[Data records for software interfaces]
-=-=-

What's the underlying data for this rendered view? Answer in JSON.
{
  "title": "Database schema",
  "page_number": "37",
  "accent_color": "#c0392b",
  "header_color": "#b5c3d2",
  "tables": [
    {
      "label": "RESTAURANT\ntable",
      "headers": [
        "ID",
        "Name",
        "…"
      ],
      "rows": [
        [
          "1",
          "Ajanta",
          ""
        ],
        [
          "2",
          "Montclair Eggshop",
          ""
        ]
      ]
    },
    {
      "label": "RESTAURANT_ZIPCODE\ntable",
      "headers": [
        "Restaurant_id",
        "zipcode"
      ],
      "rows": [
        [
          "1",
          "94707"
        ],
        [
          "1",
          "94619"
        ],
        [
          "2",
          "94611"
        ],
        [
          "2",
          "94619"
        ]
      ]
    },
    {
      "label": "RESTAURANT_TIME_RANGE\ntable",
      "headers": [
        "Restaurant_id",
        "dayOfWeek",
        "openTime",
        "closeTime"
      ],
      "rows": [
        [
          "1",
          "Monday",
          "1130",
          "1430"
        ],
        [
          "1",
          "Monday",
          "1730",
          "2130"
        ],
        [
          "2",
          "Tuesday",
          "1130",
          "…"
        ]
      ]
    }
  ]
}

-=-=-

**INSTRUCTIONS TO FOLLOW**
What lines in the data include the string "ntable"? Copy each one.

**RESULT BELOW**
      "label": "RESTAURANT\ntable",
      "label": "RESTAURANT_ZIPCODE\ntable",
      "label": "RESTAURANT_TIME_RANGE\ntable",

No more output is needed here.